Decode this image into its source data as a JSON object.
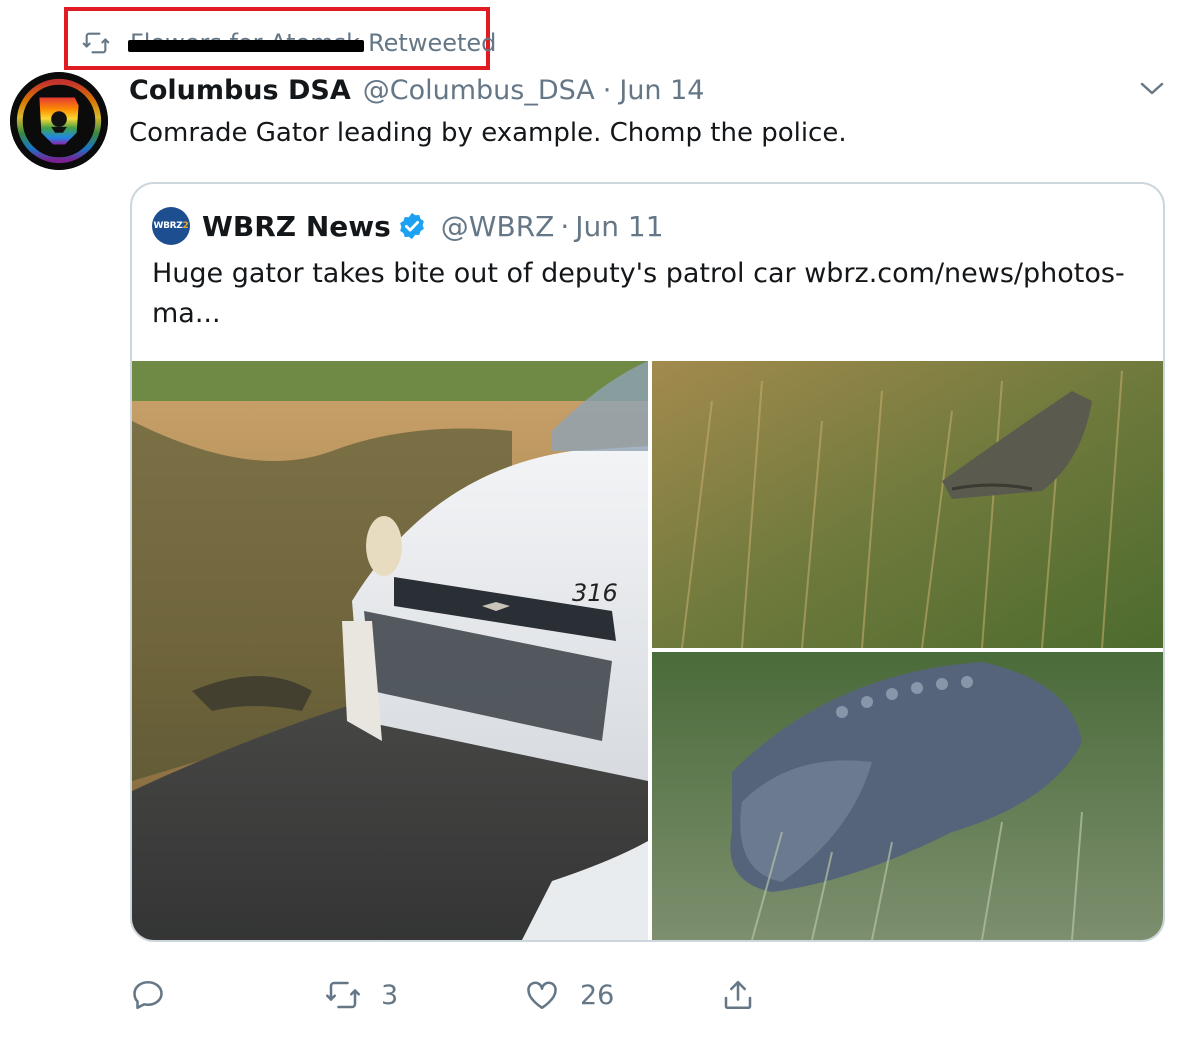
{
  "retweet_context": {
    "name": "Flowers for Atomsk",
    "label": "Retweeted"
  },
  "tweet": {
    "author_name": "Columbus DSA",
    "handle": "@Columbus_DSA",
    "separator": "·",
    "date": "Jun 14",
    "text": "Comrade Gator leading by example. Chomp the police."
  },
  "quoted_tweet": {
    "avatar_text": "WBRZ",
    "avatar_num": "2",
    "author_name": "WBRZ News",
    "handle": "@WBRZ",
    "separator": "·",
    "date": "Jun 11",
    "text": "Huge gator takes bite out of deputy's patrol car wbrz.com/news/photos-ma...",
    "car_number": "316"
  },
  "actions": {
    "reply_count": "",
    "retweet_count": "3",
    "like_count": "26"
  },
  "colors": {
    "secondary_text": "#657786",
    "border": "#ccd6dd",
    "highlight_box": "#e11b22",
    "verified_blue": "#1da1f2"
  },
  "icons": {
    "retweet": "retweet-icon",
    "more": "chevron-down-icon",
    "verified": "verified-badge-icon",
    "reply": "reply-icon",
    "like": "heart-icon",
    "share": "share-icon"
  }
}
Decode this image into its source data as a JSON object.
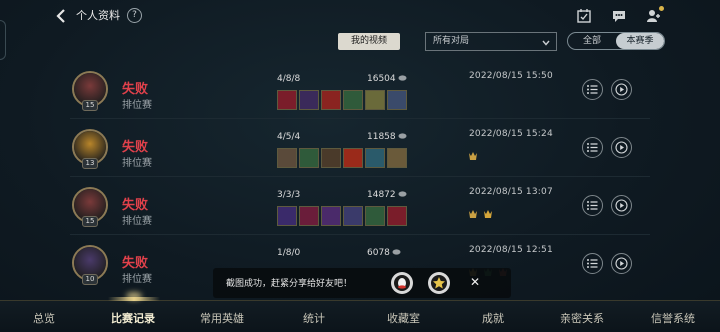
{
  "header": {
    "title": "个人资料",
    "help_glyph": "?"
  },
  "filters": {
    "my_video_label": "我的视频",
    "match_select_value": "所有对局",
    "segment_all": "全部",
    "segment_season": "本赛季"
  },
  "matches": [
    {
      "result": "失败",
      "mode": "排位赛",
      "level": "15",
      "kda": "4/8/8",
      "gold": "16504",
      "date": "2022/08/15 15:50",
      "avatar_color": "#7a3a3a",
      "items": [
        "#7a1d2a",
        "#3a2a5a",
        "#8a2420",
        "#2f5a3a",
        "#6a6a3a",
        "#3a4a6a"
      ],
      "honors": []
    },
    {
      "result": "失败",
      "mode": "排位赛",
      "level": "13",
      "kda": "4/5/4",
      "gold": "11858",
      "date": "2022/08/15 15:24",
      "avatar_color": "#b8852a",
      "items": [
        "#5a4a3a",
        "#2f5a3a",
        "#4a3a2a",
        "#9a2a1a",
        "#2a5a6a",
        "#6a5a3a"
      ],
      "honors": [
        "#c9a043"
      ]
    },
    {
      "result": "失败",
      "mode": "排位赛",
      "level": "15",
      "kda": "3/3/3",
      "gold": "14872",
      "date": "2022/08/15 13:07",
      "avatar_color": "#7a3a3a",
      "items": [
        "#3a2a6a",
        "#6a1d3a",
        "#4a2a6a",
        "#3a3a6a",
        "#2f5a3a",
        "#7a1d2a"
      ],
      "honors": [
        "#c9a043",
        "#d4a53a"
      ]
    },
    {
      "result": "失败",
      "mode": "排位赛",
      "level": "10",
      "kda": "1/8/0",
      "gold": "6078",
      "date": "2022/08/15 12:51",
      "avatar_color": "#4a3a6a",
      "items": [],
      "honors": [
        "#c9a043",
        "#3f8a4a",
        "#b04a3a"
      ]
    }
  ],
  "toast": {
    "text": "截图成功，赶紧分享给好友吧！",
    "close_glyph": "✕"
  },
  "nav": {
    "items": [
      "总览",
      "比赛记录",
      "常用英雄",
      "统计",
      "收藏室",
      "成就",
      "亲密关系",
      "信誉系统"
    ]
  },
  "colors": {
    "loss": "#e0414b",
    "accent_gold": "#e6d08a"
  },
  "icons": {
    "back": "chevron-left-icon",
    "help": "question-circle-icon",
    "calendar": "calendar-check-icon",
    "chat": "chat-bubble-icon",
    "friends": "add-friend-icon",
    "detail": "list-icon",
    "replay": "play-icon",
    "gold": "gold-coin-icon",
    "share_qq": "qq-share-icon",
    "share_wechat": "star-share-icon"
  }
}
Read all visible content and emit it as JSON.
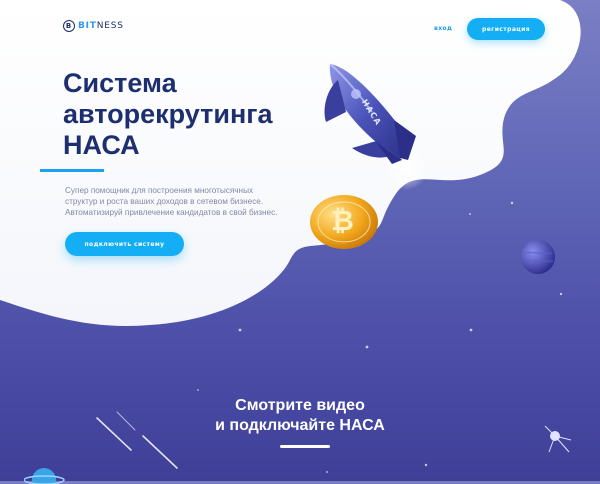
{
  "header": {
    "logo": {
      "badge": "B",
      "accent": "BIT",
      "rest": "NESS"
    },
    "login_label": "вход",
    "register_label": "регистрация"
  },
  "hero": {
    "title_lines": [
      "Система",
      "авторекрутинга",
      "НАСА"
    ],
    "description_lines": [
      "Супер помощник для построения многотысячных",
      "структур и роста ваших доходов в сетевом бизнесе.",
      "Автоматизируй привлечение кандидатов в свой бизнес."
    ],
    "cta_label": "подключить систему"
  },
  "rocket": {
    "label": "НАСА"
  },
  "coin": {
    "symbol": "₿"
  },
  "video": {
    "title_lines": [
      "Смотрите видео",
      "и подключайте НАСА"
    ]
  },
  "colors": {
    "accent": "#14aef4",
    "title": "#1e2f70",
    "background_top": "#7a7fc4",
    "background_bottom": "#3f3f98"
  }
}
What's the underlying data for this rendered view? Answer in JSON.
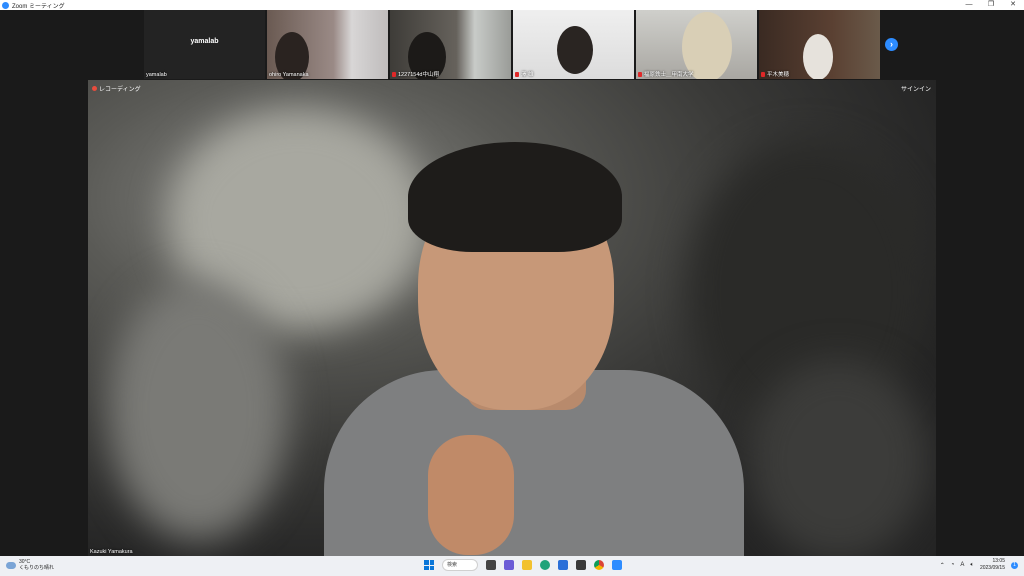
{
  "window": {
    "title": "Zoom ミーティング"
  },
  "gallery": {
    "tiles": [
      {
        "name": "yamalab",
        "center_label": "yamalab"
      },
      {
        "name": "ohiro Yamanaka"
      },
      {
        "name": "1227154d中山翔"
      },
      {
        "name": "澤 雄"
      },
      {
        "name": "福原鉄士＿甲南大学"
      },
      {
        "name": "平木美穂"
      }
    ]
  },
  "main_video": {
    "recording_label": "レコーディング",
    "sign_in_label": "サインイン",
    "speaker_name": "Kazuki Yamakura"
  },
  "taskbar": {
    "weather_temp": "30°C",
    "weather_desc": "くもりのち晴れ",
    "search_label": "検索",
    "time": "13:05",
    "date": "2023/09/15",
    "notification_count": "1"
  },
  "colors": {
    "zoom_blue": "#2d8cff",
    "rec_red": "#e84c3d"
  }
}
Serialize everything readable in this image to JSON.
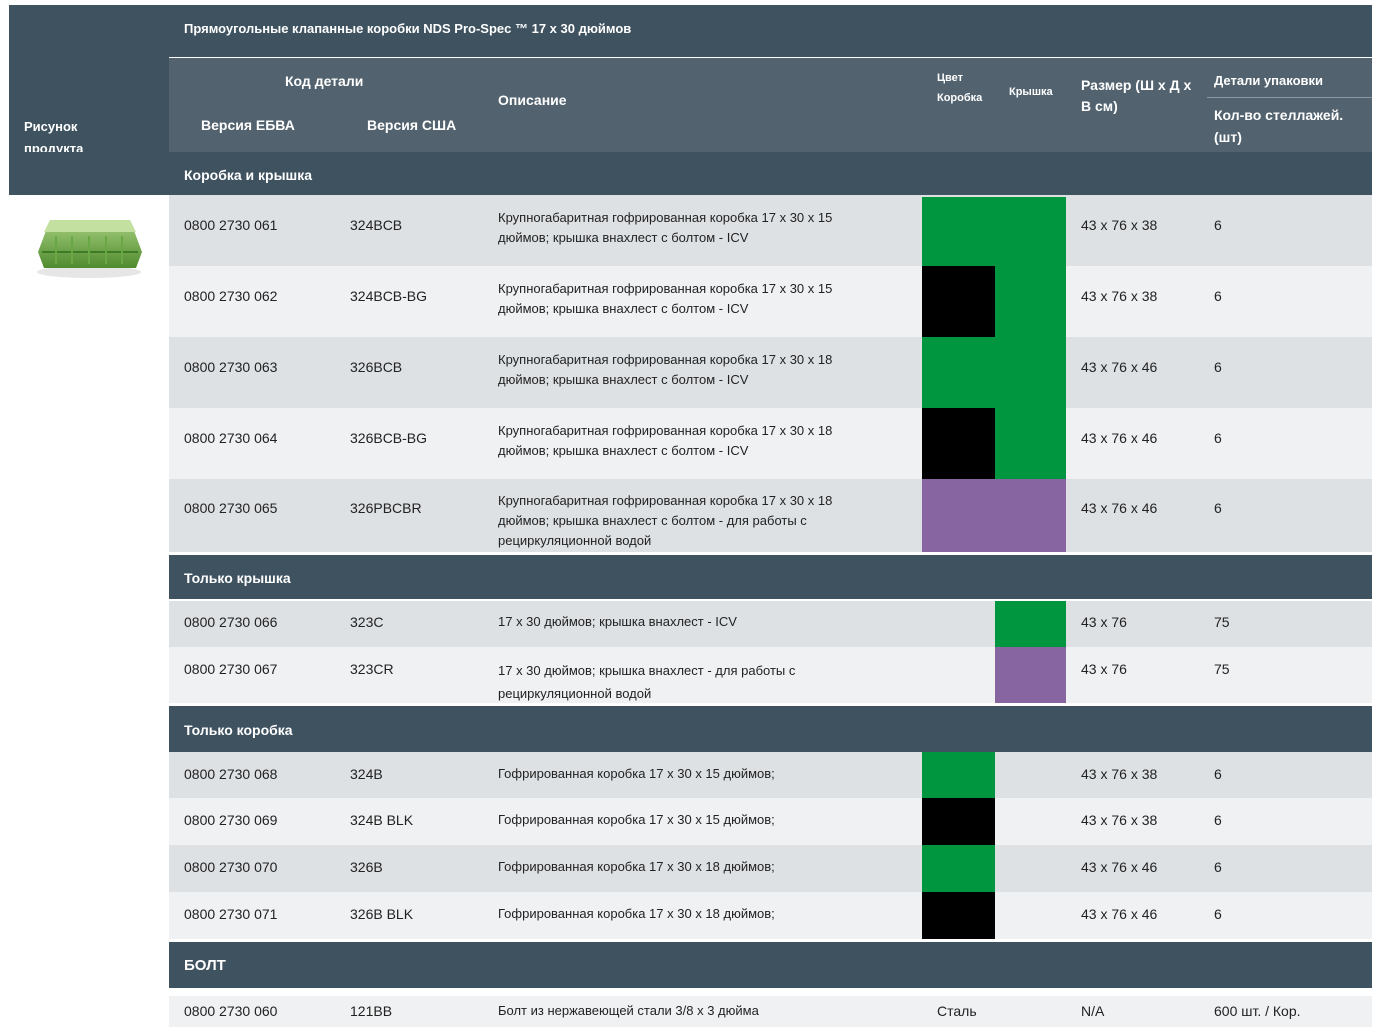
{
  "table_title": "Прямоугольные клапанные коробки NDS Pro-Spec ™ 17 x 30 дюймов",
  "headers": {
    "product_image": "Рисунок продукта",
    "part_code": "Код детали",
    "ebva": "Версия ЕБВА",
    "usa": "Версия США",
    "description": "Описание",
    "color": "Цвет",
    "color_box": "Коробка",
    "color_lid": "Крышка",
    "size": "Размер (Ш x Д x В см)",
    "packaging": "Детали упаковки",
    "qty": "Кол-во стеллажей. (шт)"
  },
  "colors": {
    "green": "#00963f",
    "black": "#000000",
    "purple": "#8765a0",
    "header_dark": "#3f5260",
    "header_mid": "#52636f"
  },
  "sections": [
    {
      "title": "Коробка и крышка",
      "rows": [
        {
          "ebva": "0800 2730 061",
          "usa": "324BCB",
          "desc": "Крупногабаритная гофрированная коробка 17 x 30 x 15 дюймов; крышка внахлест с болтом - ICV",
          "box": "green",
          "lid": "green",
          "size": "43 x 76 x 38",
          "qty": "6"
        },
        {
          "ebva": "0800 2730 062",
          "usa": "324BCB-BG",
          "desc": "Крупногабаритная гофрированная коробка 17 x 30 x 15 дюймов; крышка внахлест с болтом - ICV",
          "box": "black",
          "lid": "green",
          "size": "43 x 76 x 38",
          "qty": "6"
        },
        {
          "ebva": "0800 2730 063",
          "usa": "326BCB",
          "desc": "Крупногабаритная гофрированная коробка 17 x 30 x 18 дюймов; крышка внахлест с болтом - ICV",
          "box": "green",
          "lid": "green",
          "size": "43 x 76 x 46",
          "qty": "6"
        },
        {
          "ebva": "0800 2730 064",
          "usa": "326BCB-BG",
          "desc": "Крупногабаритная гофрированная коробка 17 x 30 x 18 дюймов; крышка внахлест с болтом - ICV",
          "box": "black",
          "lid": "green",
          "size": "43 x 76 x 46",
          "qty": "6"
        },
        {
          "ebva": "0800 2730 065",
          "usa": "326PBCBR",
          "desc": "Крупногабаритная гофрированная коробка 17 x 30 x 18 дюймов; крышка внахлест с болтом - для работы с рециркуляционной водой",
          "box": "purple",
          "lid": "purple",
          "size": "43 x 76 x 46",
          "qty": "6"
        }
      ]
    },
    {
      "title": "Только крышка",
      "rows": [
        {
          "ebva": "0800 2730 066",
          "usa": "323C",
          "desc": "17 x 30 дюймов; крышка внахлест - ICV",
          "box": "",
          "lid": "green",
          "size": "43 x 76",
          "qty": "75"
        },
        {
          "ebva": "0800 2730 067",
          "usa": "323CR",
          "desc": "17 x 30 дюймов; крышка внахлест - для работы с рециркуляционной водой",
          "box": "",
          "lid": "purple",
          "size": "43 x 76",
          "qty": "75"
        }
      ]
    },
    {
      "title": "Только коробка",
      "rows": [
        {
          "ebva": "0800 2730 068",
          "usa": "324B",
          "desc": "Гофрированная коробка 17 x 30 x 15 дюймов;",
          "box": "green",
          "lid": "",
          "size": "43 x 76 x 38",
          "qty": "6"
        },
        {
          "ebva": "0800 2730 069",
          "usa": "324B BLK",
          "desc": "Гофрированная коробка 17 x 30 x 15 дюймов;",
          "box": "black",
          "lid": "",
          "size": "43 x 76 x 38",
          "qty": "6"
        },
        {
          "ebva": "0800 2730 070",
          "usa": "326B",
          "desc": "Гофрированная коробка 17 x 30 x 18 дюймов;",
          "box": "green",
          "lid": "",
          "size": "43 x 76 x 46",
          "qty": "6"
        },
        {
          "ebva": "0800 2730 071",
          "usa": "326B BLK",
          "desc": "Гофрированная коробка 17 x 30 x 18 дюймов;",
          "box": "black",
          "lid": "",
          "size": "43 x 76 x 46",
          "qty": "6"
        }
      ]
    },
    {
      "title": "БОЛТ",
      "rows": [
        {
          "ebva": "0800 2730 060",
          "usa": "121BB",
          "desc": "Болт из нержавеющей стали 3/8 x 3 дюйма",
          "color_text": "Сталь",
          "size": "N/A",
          "qty": "600 шт. / Кор."
        }
      ]
    }
  ]
}
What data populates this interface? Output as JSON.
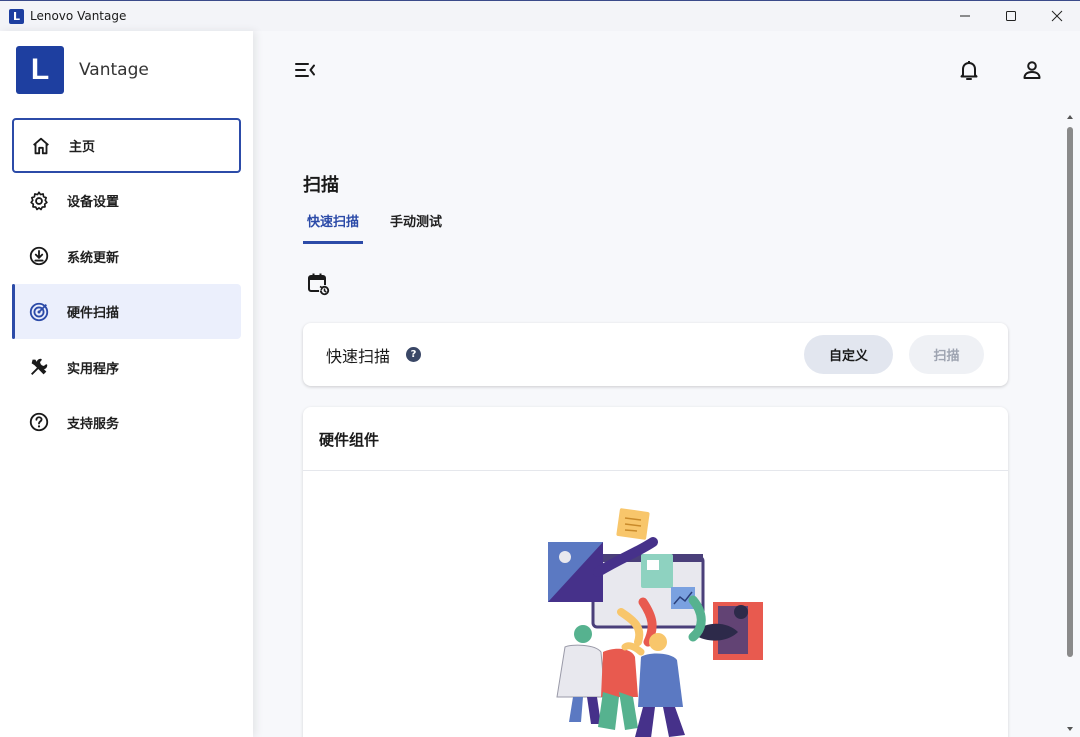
{
  "window": {
    "title": "Lenovo Vantage",
    "badge": "L"
  },
  "brand": {
    "logo_letter": "L",
    "name": "Vantage"
  },
  "sidebar": {
    "items": [
      {
        "label": "主页",
        "icon": "home-icon"
      },
      {
        "label": "设备设置",
        "icon": "gear-icon"
      },
      {
        "label": "系统更新",
        "icon": "download-icon"
      },
      {
        "label": "硬件扫描",
        "icon": "radar-icon"
      },
      {
        "label": "实用程序",
        "icon": "tools-icon"
      },
      {
        "label": "支持服务",
        "icon": "help-icon"
      }
    ]
  },
  "main": {
    "title": "扫描",
    "tabs": [
      {
        "label": "快速扫描"
      },
      {
        "label": "手动测试"
      }
    ],
    "scan_card": {
      "title": "快速扫描",
      "help": "?",
      "customize_label": "自定义",
      "scan_label": "扫描"
    },
    "hardware_card": {
      "title": "硬件组件"
    }
  },
  "colors": {
    "accent": "#2c4ba8",
    "brand": "#1e3fa0",
    "active_bg": "#ebeffc"
  }
}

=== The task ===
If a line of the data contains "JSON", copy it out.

=== Solved exercise ===
Decode this image into its source data as a JSON object.
Decode this image into its source data as a JSON object.
Read all visible content and emit it as JSON.
What's the underlying data for this rendered view? Answer in JSON.
Serialize everything readable in this image to JSON.
What data populates this interface? Output as JSON.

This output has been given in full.